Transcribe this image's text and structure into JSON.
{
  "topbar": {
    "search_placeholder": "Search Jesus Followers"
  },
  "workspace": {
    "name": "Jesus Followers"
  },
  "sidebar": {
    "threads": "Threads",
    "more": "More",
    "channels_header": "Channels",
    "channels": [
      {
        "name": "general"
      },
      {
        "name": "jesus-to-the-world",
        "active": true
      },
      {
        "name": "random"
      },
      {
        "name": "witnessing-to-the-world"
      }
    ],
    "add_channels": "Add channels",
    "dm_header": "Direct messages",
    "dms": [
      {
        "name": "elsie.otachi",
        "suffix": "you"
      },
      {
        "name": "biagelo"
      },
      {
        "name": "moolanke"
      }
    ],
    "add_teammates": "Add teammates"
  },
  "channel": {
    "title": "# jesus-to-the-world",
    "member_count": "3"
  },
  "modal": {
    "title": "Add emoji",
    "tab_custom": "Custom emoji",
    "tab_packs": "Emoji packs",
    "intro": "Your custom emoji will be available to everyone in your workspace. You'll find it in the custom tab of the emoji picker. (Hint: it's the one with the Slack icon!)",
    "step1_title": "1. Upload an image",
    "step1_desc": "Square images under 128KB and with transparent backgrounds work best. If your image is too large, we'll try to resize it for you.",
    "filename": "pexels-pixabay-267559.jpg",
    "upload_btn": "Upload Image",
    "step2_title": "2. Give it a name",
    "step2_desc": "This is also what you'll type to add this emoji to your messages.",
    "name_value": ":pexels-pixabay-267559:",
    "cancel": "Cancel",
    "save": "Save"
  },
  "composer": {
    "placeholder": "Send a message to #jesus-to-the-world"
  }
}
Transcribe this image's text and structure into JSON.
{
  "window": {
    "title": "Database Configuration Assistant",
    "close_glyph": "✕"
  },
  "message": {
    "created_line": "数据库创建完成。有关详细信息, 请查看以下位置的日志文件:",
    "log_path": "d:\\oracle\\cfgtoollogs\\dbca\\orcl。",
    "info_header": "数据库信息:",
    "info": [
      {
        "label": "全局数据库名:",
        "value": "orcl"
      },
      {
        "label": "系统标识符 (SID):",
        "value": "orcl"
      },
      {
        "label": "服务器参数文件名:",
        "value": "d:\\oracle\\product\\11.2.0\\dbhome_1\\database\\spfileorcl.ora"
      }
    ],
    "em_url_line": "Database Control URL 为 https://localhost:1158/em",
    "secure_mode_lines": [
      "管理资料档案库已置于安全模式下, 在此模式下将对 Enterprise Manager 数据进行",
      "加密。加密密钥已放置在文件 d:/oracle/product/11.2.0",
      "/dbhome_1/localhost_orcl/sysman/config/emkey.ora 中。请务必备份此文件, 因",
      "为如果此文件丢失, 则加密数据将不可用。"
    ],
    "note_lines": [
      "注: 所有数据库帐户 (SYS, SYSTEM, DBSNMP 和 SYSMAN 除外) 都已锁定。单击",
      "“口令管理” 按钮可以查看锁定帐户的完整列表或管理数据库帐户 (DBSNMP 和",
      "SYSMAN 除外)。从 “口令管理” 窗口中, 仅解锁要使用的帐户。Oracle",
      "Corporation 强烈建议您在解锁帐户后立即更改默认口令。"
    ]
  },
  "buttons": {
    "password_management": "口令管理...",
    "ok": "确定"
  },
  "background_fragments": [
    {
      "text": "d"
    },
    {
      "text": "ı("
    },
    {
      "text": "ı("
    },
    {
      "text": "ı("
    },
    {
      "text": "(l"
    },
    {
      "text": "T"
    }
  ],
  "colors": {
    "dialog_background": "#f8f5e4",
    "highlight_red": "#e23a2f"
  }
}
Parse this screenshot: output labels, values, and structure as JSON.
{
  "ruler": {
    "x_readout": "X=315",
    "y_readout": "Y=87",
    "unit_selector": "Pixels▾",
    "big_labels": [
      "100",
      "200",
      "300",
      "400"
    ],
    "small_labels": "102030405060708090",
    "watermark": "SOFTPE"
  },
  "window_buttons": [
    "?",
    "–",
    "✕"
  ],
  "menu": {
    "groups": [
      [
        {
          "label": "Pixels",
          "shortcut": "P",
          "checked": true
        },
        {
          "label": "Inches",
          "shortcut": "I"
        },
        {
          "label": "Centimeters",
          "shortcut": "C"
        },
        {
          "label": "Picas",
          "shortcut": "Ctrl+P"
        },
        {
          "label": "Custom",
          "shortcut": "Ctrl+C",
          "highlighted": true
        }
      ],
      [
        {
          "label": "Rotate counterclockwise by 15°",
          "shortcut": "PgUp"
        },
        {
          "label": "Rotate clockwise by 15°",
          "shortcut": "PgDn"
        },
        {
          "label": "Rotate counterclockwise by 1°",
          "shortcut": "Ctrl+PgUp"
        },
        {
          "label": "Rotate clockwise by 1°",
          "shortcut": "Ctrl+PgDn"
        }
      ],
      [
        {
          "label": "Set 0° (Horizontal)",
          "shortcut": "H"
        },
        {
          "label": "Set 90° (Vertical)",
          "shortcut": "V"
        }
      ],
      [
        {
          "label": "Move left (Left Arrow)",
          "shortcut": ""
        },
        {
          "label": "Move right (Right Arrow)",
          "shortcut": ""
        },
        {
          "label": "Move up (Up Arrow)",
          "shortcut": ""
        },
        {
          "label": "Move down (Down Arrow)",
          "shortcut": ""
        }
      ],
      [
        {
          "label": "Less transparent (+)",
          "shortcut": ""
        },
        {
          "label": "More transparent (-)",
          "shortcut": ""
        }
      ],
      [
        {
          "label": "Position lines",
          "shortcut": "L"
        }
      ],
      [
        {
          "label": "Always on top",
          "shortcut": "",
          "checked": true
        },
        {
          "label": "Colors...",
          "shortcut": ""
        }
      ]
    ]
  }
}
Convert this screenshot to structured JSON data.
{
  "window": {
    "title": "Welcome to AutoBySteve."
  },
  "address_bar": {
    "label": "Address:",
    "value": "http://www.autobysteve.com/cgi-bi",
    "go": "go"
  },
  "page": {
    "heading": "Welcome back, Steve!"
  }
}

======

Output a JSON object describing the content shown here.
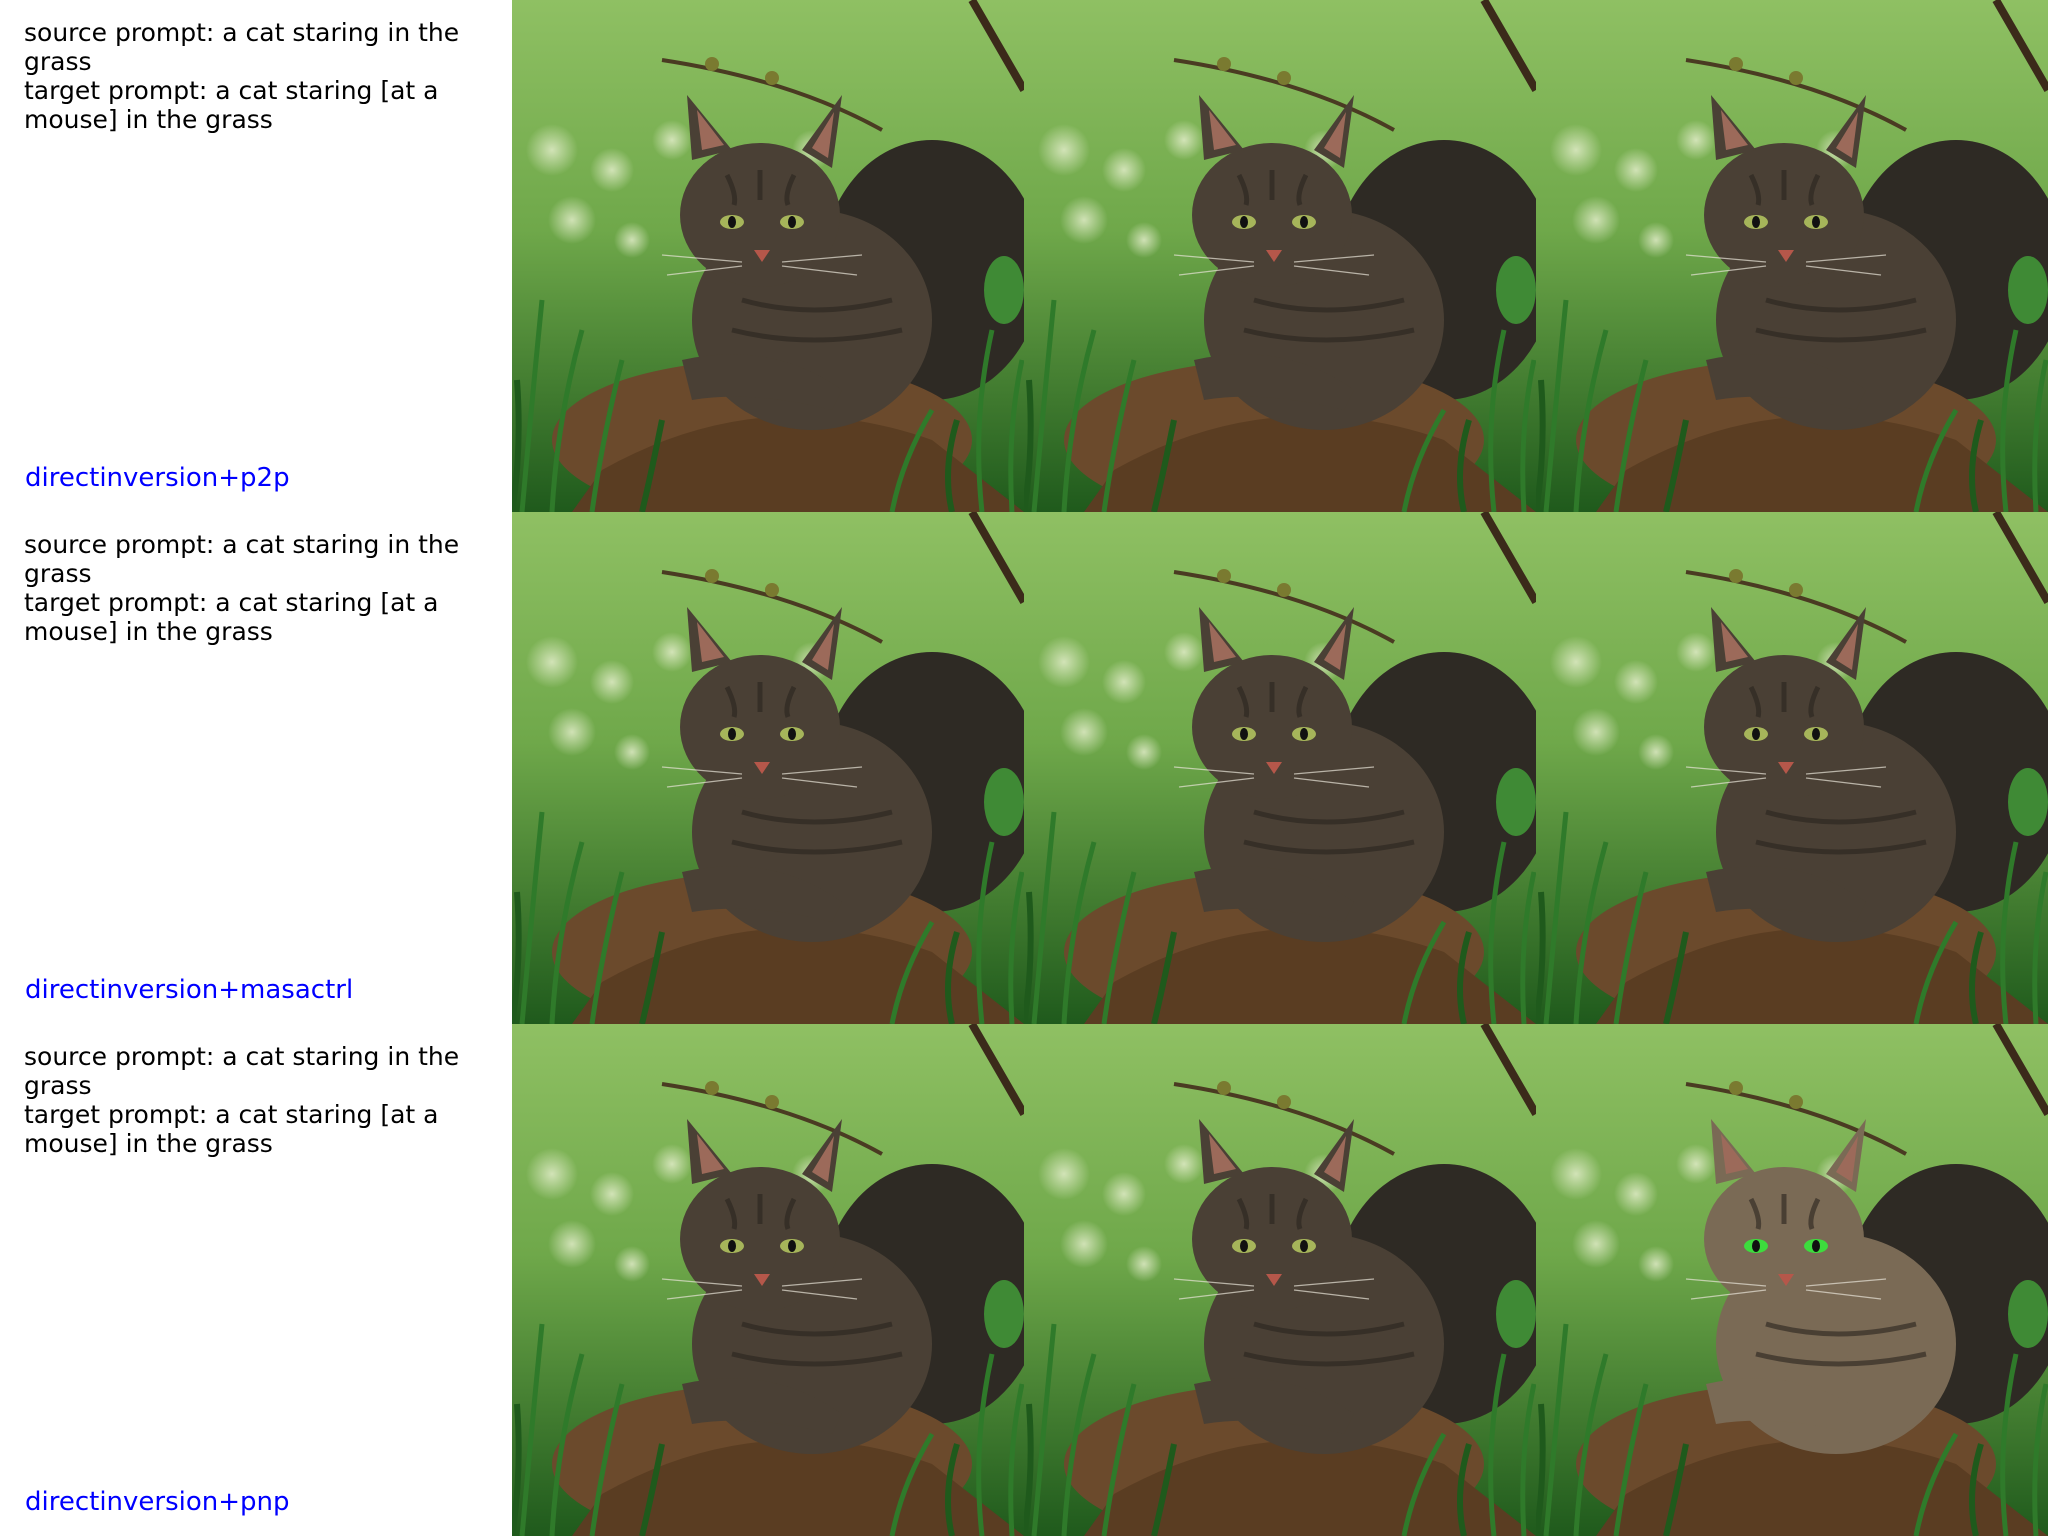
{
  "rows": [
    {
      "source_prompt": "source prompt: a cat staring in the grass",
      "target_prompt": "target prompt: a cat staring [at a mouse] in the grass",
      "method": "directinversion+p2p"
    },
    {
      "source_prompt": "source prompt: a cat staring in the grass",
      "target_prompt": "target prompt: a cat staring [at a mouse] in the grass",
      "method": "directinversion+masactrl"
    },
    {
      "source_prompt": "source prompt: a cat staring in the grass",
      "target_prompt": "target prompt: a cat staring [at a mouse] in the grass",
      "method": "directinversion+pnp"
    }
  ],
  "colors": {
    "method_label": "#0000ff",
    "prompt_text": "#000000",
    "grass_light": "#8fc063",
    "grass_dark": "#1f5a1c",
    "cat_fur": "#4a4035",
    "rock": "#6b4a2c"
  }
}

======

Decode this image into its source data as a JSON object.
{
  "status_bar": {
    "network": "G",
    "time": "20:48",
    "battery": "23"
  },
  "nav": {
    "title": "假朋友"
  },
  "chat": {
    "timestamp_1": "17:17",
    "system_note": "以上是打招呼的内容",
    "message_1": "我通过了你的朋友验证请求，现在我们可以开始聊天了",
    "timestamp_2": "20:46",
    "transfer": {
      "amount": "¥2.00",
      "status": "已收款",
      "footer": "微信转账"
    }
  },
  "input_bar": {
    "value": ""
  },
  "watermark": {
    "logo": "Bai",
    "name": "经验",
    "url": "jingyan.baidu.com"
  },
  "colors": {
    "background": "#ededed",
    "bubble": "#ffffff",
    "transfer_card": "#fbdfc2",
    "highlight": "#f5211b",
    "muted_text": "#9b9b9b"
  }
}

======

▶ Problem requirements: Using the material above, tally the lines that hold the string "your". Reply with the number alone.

▶ Task response: 3